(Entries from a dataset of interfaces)
###

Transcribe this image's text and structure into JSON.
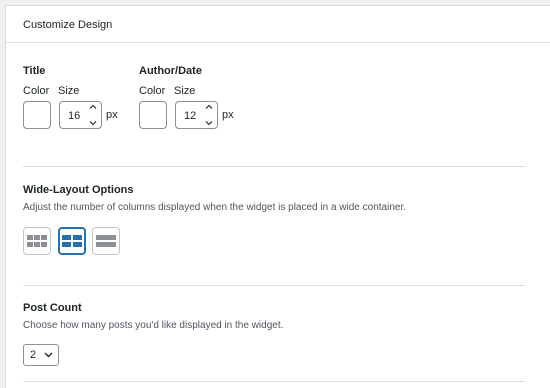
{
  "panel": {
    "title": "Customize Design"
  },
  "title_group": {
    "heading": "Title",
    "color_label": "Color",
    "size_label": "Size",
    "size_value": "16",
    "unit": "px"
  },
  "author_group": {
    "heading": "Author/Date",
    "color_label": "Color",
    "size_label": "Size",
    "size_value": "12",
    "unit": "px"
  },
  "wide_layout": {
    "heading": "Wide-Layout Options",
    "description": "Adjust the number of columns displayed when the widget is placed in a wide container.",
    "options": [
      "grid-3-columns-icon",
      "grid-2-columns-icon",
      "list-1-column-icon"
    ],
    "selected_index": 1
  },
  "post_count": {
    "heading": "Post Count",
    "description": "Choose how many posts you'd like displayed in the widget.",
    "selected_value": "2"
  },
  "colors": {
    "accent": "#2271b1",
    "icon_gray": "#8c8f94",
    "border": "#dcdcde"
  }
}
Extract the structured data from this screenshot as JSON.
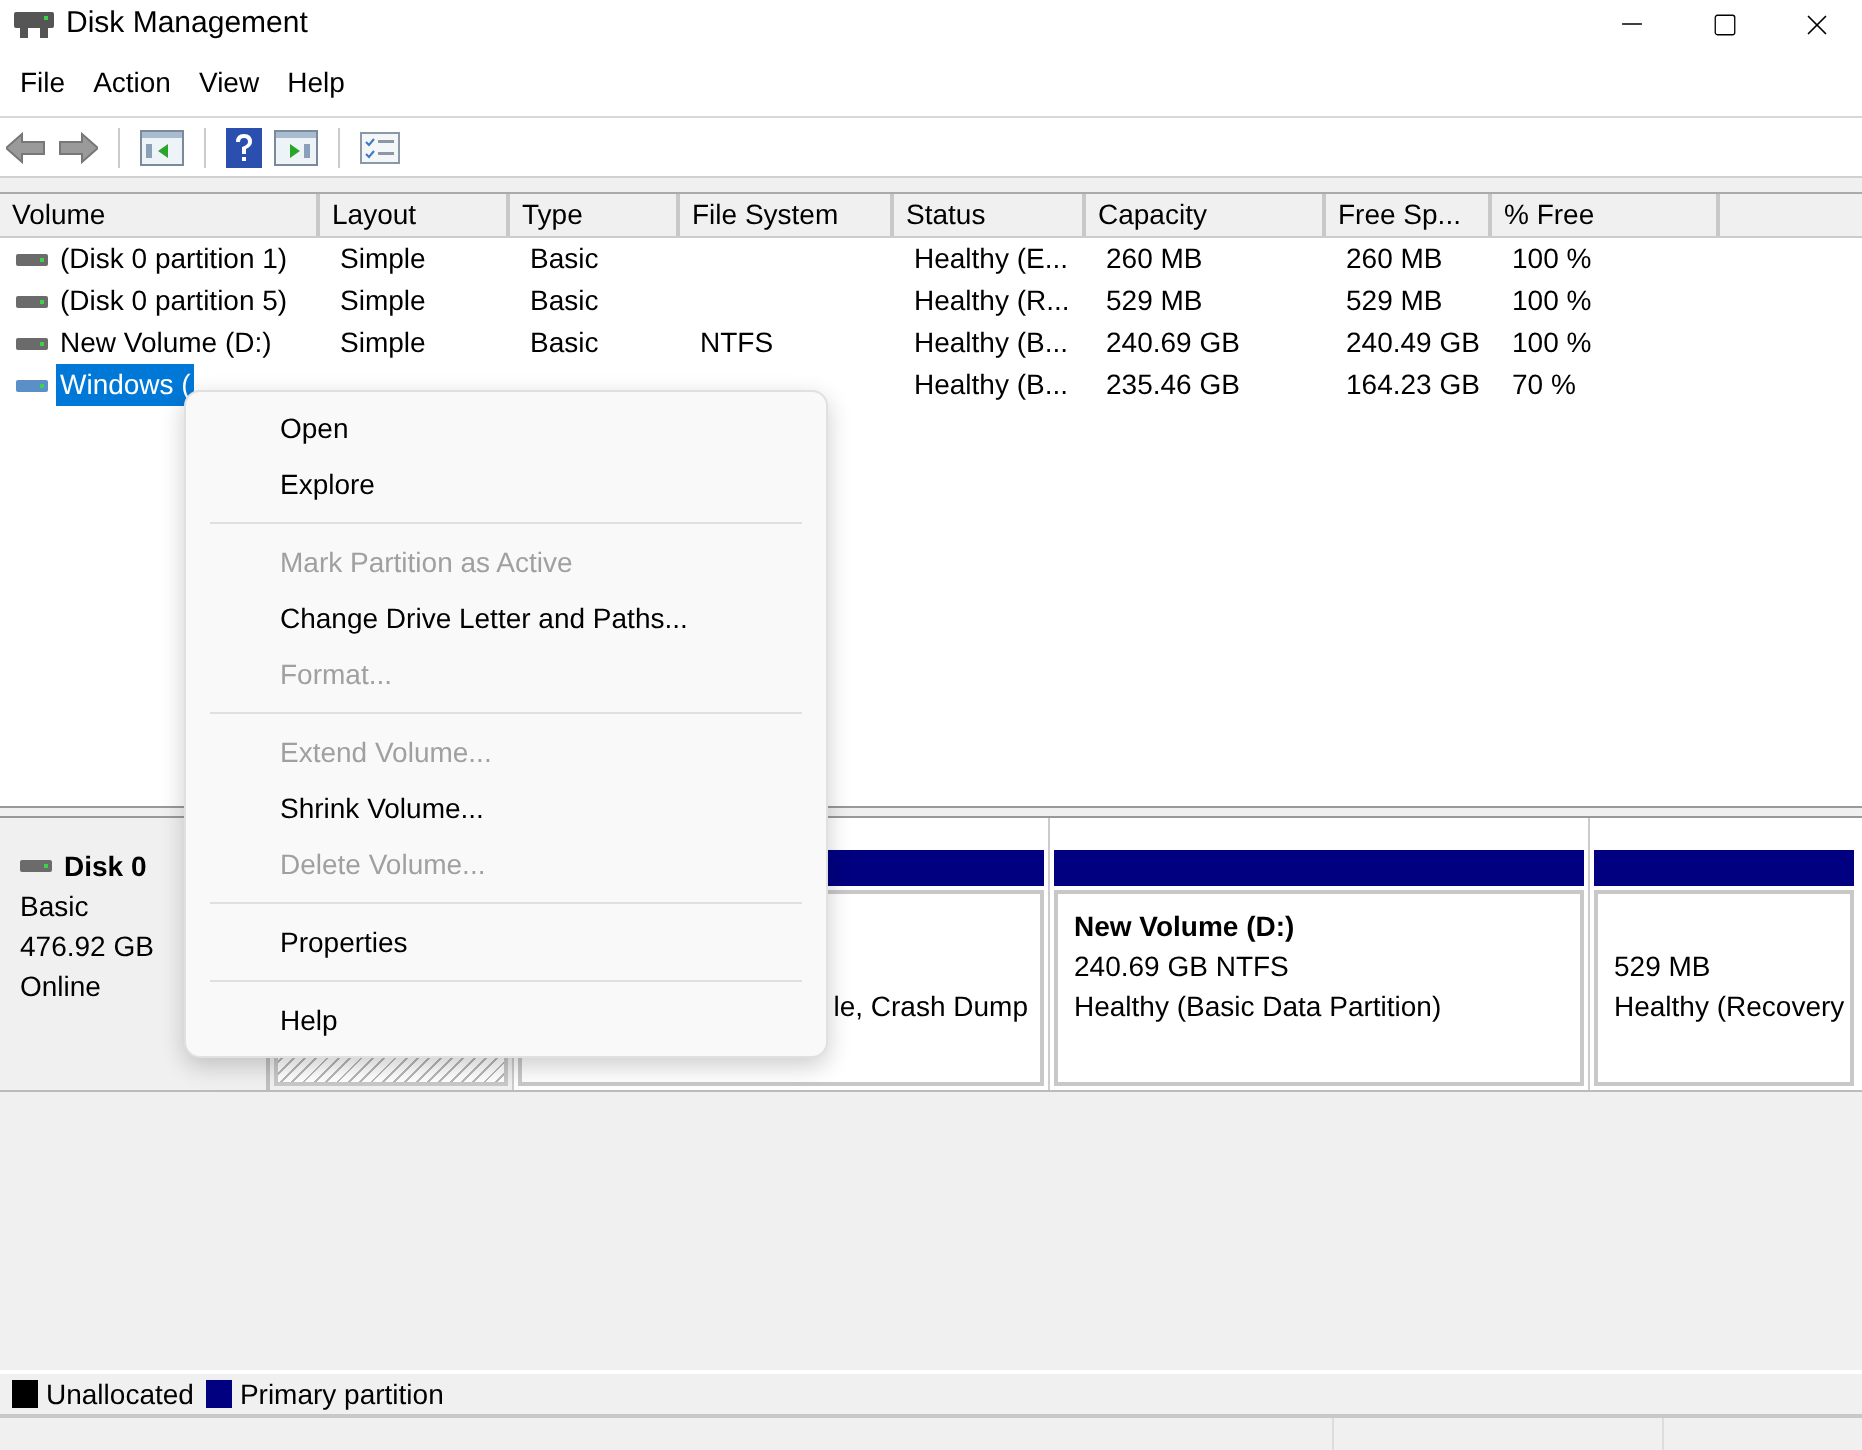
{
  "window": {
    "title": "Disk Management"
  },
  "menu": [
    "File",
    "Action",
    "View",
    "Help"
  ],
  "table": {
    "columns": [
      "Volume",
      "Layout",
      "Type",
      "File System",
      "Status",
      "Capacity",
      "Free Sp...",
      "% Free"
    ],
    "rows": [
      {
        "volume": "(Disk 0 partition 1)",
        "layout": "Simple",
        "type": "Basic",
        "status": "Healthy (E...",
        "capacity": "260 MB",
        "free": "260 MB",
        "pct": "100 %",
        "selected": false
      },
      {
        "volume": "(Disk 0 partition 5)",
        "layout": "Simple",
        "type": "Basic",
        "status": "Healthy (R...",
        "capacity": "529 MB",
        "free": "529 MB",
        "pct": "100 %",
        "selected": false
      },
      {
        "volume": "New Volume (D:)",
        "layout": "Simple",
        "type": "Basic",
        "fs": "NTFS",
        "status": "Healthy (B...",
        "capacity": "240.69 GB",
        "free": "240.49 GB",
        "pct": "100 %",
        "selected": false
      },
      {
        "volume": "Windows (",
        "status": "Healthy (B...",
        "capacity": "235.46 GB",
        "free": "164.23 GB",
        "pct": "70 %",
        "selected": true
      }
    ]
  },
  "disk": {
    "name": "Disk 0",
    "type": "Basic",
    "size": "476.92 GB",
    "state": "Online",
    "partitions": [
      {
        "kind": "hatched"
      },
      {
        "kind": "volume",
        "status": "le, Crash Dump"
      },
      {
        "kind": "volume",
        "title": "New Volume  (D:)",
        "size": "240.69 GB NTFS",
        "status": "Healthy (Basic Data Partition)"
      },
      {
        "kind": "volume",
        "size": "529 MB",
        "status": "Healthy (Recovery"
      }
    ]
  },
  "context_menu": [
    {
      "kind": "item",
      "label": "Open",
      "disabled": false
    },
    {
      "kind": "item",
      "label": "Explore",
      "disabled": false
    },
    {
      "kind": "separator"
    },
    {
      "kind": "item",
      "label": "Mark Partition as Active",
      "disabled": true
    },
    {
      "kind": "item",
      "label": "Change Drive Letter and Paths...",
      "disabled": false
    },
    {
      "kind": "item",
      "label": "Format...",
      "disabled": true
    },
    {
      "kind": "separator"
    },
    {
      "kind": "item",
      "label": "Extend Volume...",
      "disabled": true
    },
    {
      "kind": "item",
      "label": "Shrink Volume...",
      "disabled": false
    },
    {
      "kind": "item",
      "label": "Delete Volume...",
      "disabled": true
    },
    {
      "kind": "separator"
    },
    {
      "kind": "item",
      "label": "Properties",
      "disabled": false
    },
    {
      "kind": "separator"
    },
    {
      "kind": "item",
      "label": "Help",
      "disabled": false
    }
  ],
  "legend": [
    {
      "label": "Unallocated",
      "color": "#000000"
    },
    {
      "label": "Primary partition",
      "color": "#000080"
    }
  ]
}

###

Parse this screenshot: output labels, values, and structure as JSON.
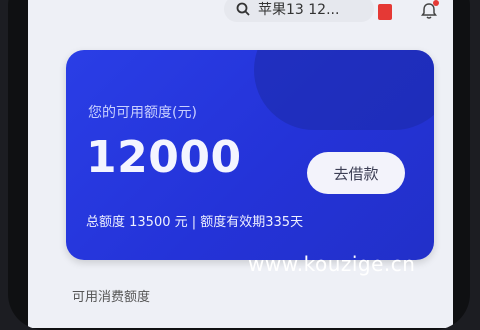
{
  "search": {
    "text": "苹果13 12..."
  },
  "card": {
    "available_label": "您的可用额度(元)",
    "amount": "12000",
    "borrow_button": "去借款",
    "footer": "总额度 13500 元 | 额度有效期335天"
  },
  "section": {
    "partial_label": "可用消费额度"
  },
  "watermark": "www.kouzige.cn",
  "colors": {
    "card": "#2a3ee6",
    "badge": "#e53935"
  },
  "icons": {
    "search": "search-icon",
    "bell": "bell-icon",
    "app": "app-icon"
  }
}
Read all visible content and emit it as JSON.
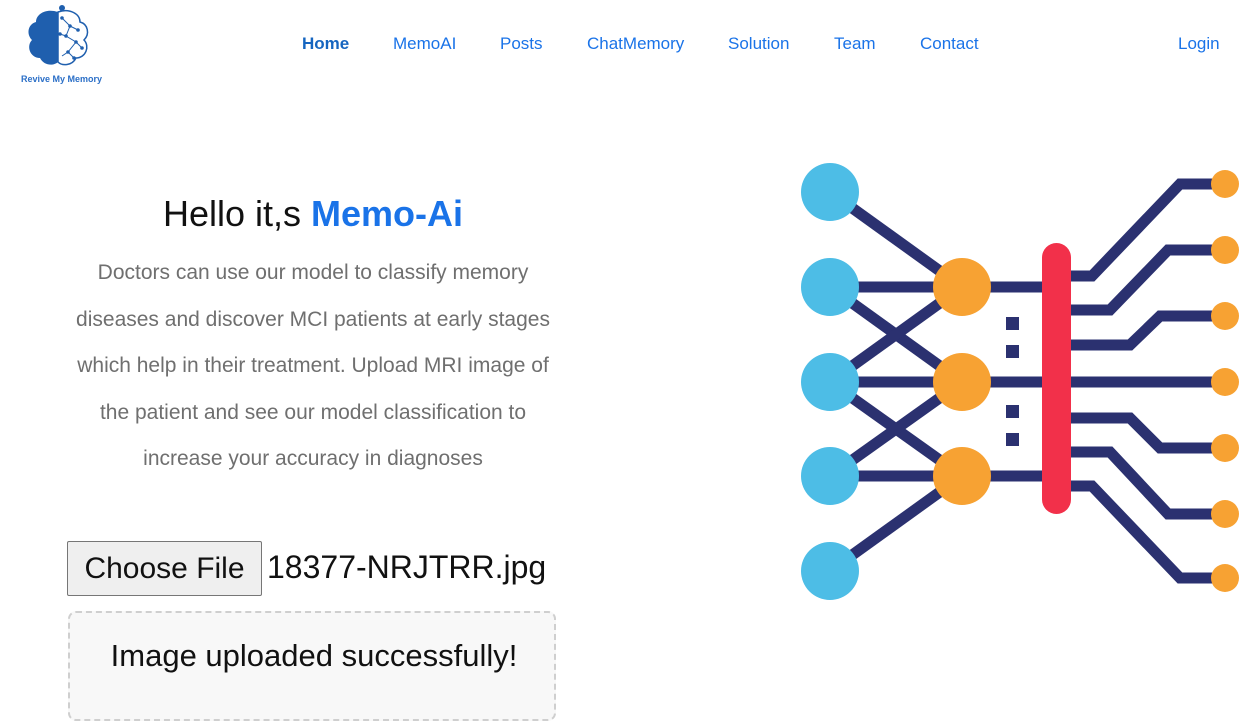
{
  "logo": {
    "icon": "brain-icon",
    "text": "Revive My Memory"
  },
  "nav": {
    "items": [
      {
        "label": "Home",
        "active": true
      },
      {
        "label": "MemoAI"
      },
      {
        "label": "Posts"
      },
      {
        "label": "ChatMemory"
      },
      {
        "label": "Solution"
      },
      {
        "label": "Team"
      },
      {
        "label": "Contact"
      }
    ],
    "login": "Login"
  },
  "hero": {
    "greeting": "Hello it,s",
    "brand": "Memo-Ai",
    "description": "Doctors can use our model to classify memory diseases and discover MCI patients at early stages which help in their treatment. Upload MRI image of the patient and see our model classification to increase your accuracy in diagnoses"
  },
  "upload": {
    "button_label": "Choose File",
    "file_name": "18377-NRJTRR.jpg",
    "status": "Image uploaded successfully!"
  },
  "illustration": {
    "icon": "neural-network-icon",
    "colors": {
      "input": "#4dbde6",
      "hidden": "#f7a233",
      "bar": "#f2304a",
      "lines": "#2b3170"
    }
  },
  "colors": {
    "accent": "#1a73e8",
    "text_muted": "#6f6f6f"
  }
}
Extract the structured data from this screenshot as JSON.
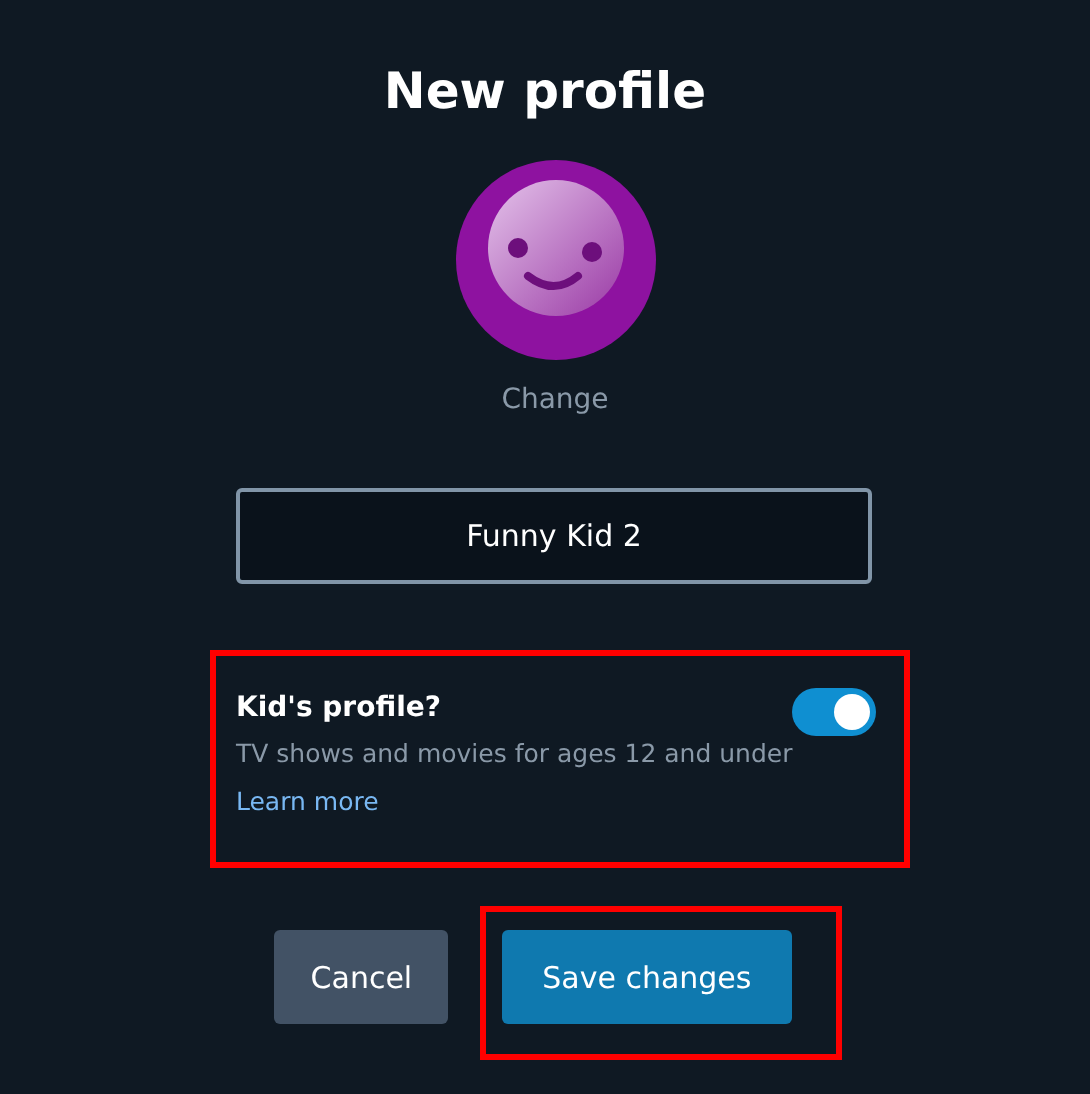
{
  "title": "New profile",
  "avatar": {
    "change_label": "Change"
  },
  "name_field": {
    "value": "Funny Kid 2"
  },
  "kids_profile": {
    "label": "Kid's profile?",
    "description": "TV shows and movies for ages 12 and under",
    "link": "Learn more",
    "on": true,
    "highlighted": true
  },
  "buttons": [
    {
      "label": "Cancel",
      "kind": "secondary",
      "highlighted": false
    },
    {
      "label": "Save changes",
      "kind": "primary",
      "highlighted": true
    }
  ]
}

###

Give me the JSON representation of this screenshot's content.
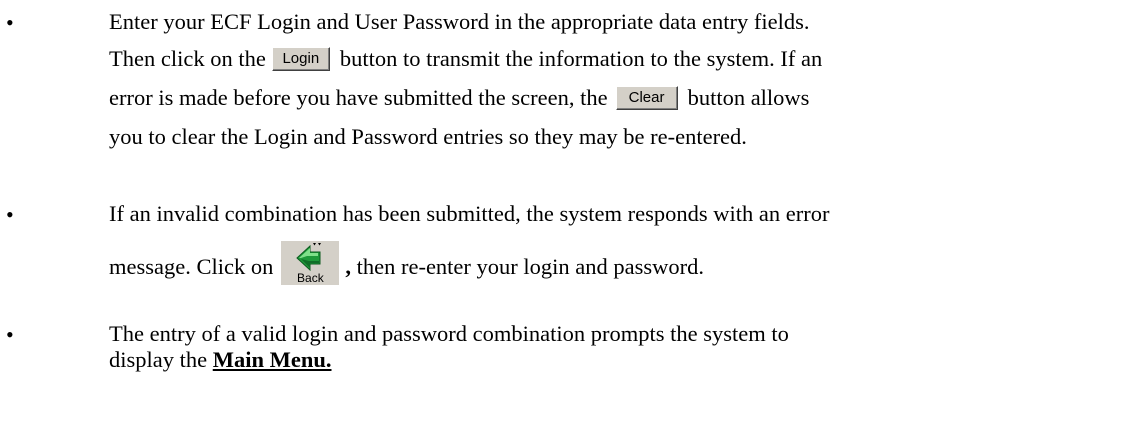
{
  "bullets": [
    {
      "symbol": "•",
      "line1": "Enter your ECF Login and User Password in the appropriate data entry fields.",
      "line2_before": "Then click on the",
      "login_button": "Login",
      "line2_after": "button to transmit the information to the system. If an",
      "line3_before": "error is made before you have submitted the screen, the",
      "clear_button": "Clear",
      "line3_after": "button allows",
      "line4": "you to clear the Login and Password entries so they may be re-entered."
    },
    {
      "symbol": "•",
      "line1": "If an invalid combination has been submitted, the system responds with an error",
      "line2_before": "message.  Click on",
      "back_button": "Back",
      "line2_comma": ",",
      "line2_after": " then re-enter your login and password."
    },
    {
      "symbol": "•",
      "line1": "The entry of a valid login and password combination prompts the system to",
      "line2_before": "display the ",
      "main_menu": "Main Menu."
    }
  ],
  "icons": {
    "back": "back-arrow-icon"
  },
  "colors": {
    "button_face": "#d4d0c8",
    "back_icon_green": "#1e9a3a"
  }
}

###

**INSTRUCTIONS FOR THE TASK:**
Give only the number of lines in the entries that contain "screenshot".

**REPLY TO THE EXERCISE:**
4